Varun Beverages spreads wings

Varun Beverages officially commissioned its first plant in the southern African country in February 2018 with an initial production capacity of 15 million bottles per month.

BEVERAGES manufacturer Varun Beverages Zimbabwe aims to diversify into other sectors of the economy, including hospitality, healthcare, and education, as the firm seeks to increase revenue.

Varun Beverages officially commissioned its first plant in the southern African country in February 2018 with an initial production capacity of 15 million bottles per month.

By 2019, the company had expanded its capacity for carbonated beverages to 51 million bottles per month by adding three more production lines.

The beverage manufacturer added three Husky manufacturing lines as part of the second stage of growth to backward integrate and create 510 million preforms from virgin resin annually.

Currently, it has nine manufacturing lines with the ability to make 80 million bottles and cans per month.

The company recently acquired new equipment, including cutting-edge production lines that will allow it to make 20 million more cans and bottles of carbonated beverages as well as 550 bottles per minute.

The warehousing facility will be the fifth phase of the project.

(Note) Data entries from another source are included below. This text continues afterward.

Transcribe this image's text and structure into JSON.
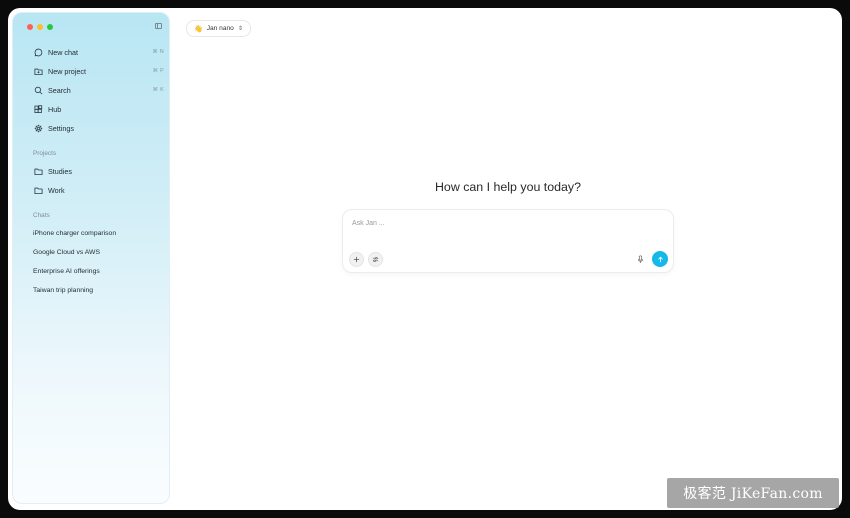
{
  "sidebar": {
    "nav": [
      {
        "label": "New chat",
        "icon": "message-circle-icon",
        "shortcut": "⌘ N"
      },
      {
        "label": "New project",
        "icon": "folder-plus-icon",
        "shortcut": "⌘ P"
      },
      {
        "label": "Search",
        "icon": "search-icon",
        "shortcut": "⌘ K"
      },
      {
        "label": "Hub",
        "icon": "blocks-icon",
        "shortcut": ""
      },
      {
        "label": "Settings",
        "icon": "gear-icon",
        "shortcut": ""
      }
    ],
    "projects_title": "Projects",
    "projects": [
      {
        "label": "Studies",
        "icon": "folder-icon"
      },
      {
        "label": "Work",
        "icon": "folder-icon"
      }
    ],
    "chats_title": "Chats",
    "chats": [
      "iPhone charger comparison",
      "Google Cloud vs AWS",
      "Enterprise AI offerings",
      "Taiwan trip planning"
    ]
  },
  "model_selector": {
    "emoji": "👋",
    "label": "Jan nano",
    "icon": "chevrons-up-down-icon"
  },
  "main": {
    "headline": "How can I help you today?",
    "composer": {
      "placeholder": "Ask Jan ...",
      "value": ""
    }
  },
  "watermark": "极客范 JiKeFan.com",
  "colors": {
    "accent": "#15b9e8",
    "traffic_close": "#ff5f57",
    "traffic_min": "#febc2e",
    "traffic_max": "#28c840"
  }
}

During last week's official opening of the US$20 million Varun Beverages Zimbabwe's water and bottles closures, company chairman Ravi Jaipuria revealed that the new growth drive will enhance exports and bring foreign revenue into the nation.

“With the future revenue and profits generated from the sale of carbonated drinks, we are already looking at avenues of reinvestment like juices, dairy, education, healthcare and hospitality, hence further supporting the Zimbabwean community,” Juipuira said.

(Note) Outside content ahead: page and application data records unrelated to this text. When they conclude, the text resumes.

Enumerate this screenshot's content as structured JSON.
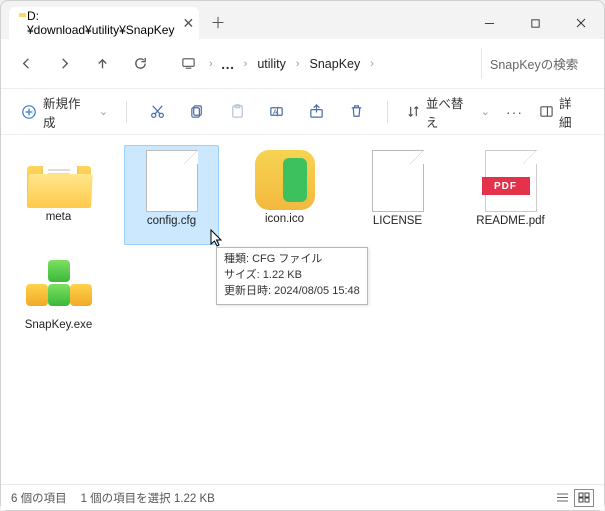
{
  "tab": {
    "title": "D:¥download¥utility¥SnapKey"
  },
  "breadcrumb": {
    "seg1": "utility",
    "seg2": "SnapKey"
  },
  "search": {
    "placeholder": "SnapKeyの検索"
  },
  "cmd": {
    "new_label": "新規作成",
    "sort_label": "並べ替え",
    "detail_label": "詳細",
    "pdf_band": "PDF"
  },
  "files": {
    "meta": "meta",
    "config": "config.cfg",
    "icon": "icon.ico",
    "license": "LICENSE",
    "readme": "README.pdf",
    "snapkey": "SnapKey.exe"
  },
  "tooltip": {
    "line1": "種類: CFG ファイル",
    "line2": "サイズ: 1.22 KB",
    "line3": "更新日時: 2024/08/05 15:48"
  },
  "status": {
    "count": "6 個の項目",
    "selection": "1 個の項目を選択 1.22 KB"
  }
}
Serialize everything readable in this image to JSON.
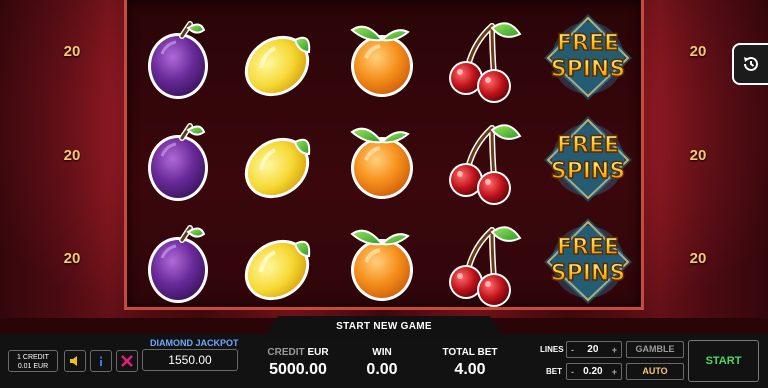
{
  "paylines": {
    "left": [
      "20",
      "20",
      "20"
    ],
    "right": [
      "20",
      "20",
      "20"
    ]
  },
  "reels": [
    [
      "plum",
      "lemon",
      "orange",
      "cherry",
      "free-spins"
    ],
    [
      "plum",
      "lemon",
      "orange",
      "cherry",
      "free-spins"
    ],
    [
      "plum",
      "lemon",
      "orange",
      "cherry",
      "free-spins"
    ]
  ],
  "free_spins_text": {
    "line1": "FREE",
    "line2": "SPINS"
  },
  "header": {
    "start_new_game": "START NEW GAME"
  },
  "credit_info": {
    "line1": "1 CREDIT",
    "line2": "0.01 EUR"
  },
  "jackpot": {
    "label": "DIAMOND JACKPOT",
    "value": "1550.00"
  },
  "stats": {
    "credit_label": "CREDIT",
    "currency": "EUR",
    "credit_value": "5000.00",
    "win_label": "WIN",
    "win_value": "0.00",
    "total_bet_label": "TOTAL BET",
    "total_bet_value": "4.00"
  },
  "controls": {
    "lines_label": "LINES",
    "lines_value": "20",
    "bet_label": "BET",
    "bet_value": "0.20",
    "minus": "-",
    "plus": "+",
    "gamble_label": "GAMBLE",
    "auto_label": "AUTO",
    "start_label": "START"
  },
  "colors": {
    "accent_gold": "#f5c874",
    "jackpot_blue": "#6fa8ff",
    "start_green": "#4cd964",
    "icon_yellow": "#f4c20d",
    "icon_blue": "#2b7de9",
    "icon_magenta": "#e0217a"
  },
  "icons": [
    "sound-icon",
    "info-icon",
    "paytable-icon",
    "history-icon"
  ]
}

“With this new expansion, we will increase our export of beverages, preforms and plastic closures to Zambia, DRC, Botswana, Malawi and other neighbouring countries, which will bring sizeable foreign exchange into Zimbabwe.

“All our business ventures are committed to the sustenance of society and the environment.

“We promise you that no external or internal factors will ever be able to derail us from the path of responsible enviro-socio-economic business practices,” he added.

In its 2022 Manufacturing Sector Survey, the Confederation of Zimbabwe Industries (CZI) said the bulk of the country’s old and large manufacturing firms had fizzled out of the domestic landscape.

The CZI did not explain why new and small firms were now dominating the sector.

But its report showed that large-scale manufacturing firms with at least 75 workers were decreasing in numbers, making up 16% of the sector.

It said medium-scale producers, with at most 75 workers, made up 4% of the sector.

Since2018, Varun Beverages has invested more than US$1 billion in the country.

This year, the company said it is deploying 3000 new push carts taking the total number of pushcarts to 7000, the new electronic double door coolers to the tune of 800 and additional 20 new trucks to service mainly rural markets.

Varun Beverage has direct employment of approximately 2 000 people and indirect employment of another 5 000 people.

“There are approximately 4 000 families empowered financially by allocating them vending trollies and we shall allot an additional 3 000 vending trollies to 3 000 more families in 2023,” the firm said.

“This number by end of the year will cross 7 000 push carts as more trollies are imported to deploy them in rural upcountry areas.”

Varun said there were approximately 40 000 retailers and vendors who get Pepsi products across Zimbabwe.

Varun Beverages Zimbabwe is a subsidiary of the Indian-headquartered Varun Beverages Limited, franchise bottler of PepsiCo dealing with brands such as Pepsi, Mirinda, Mountain Dew, Sting and Seven-Up.


Related Topics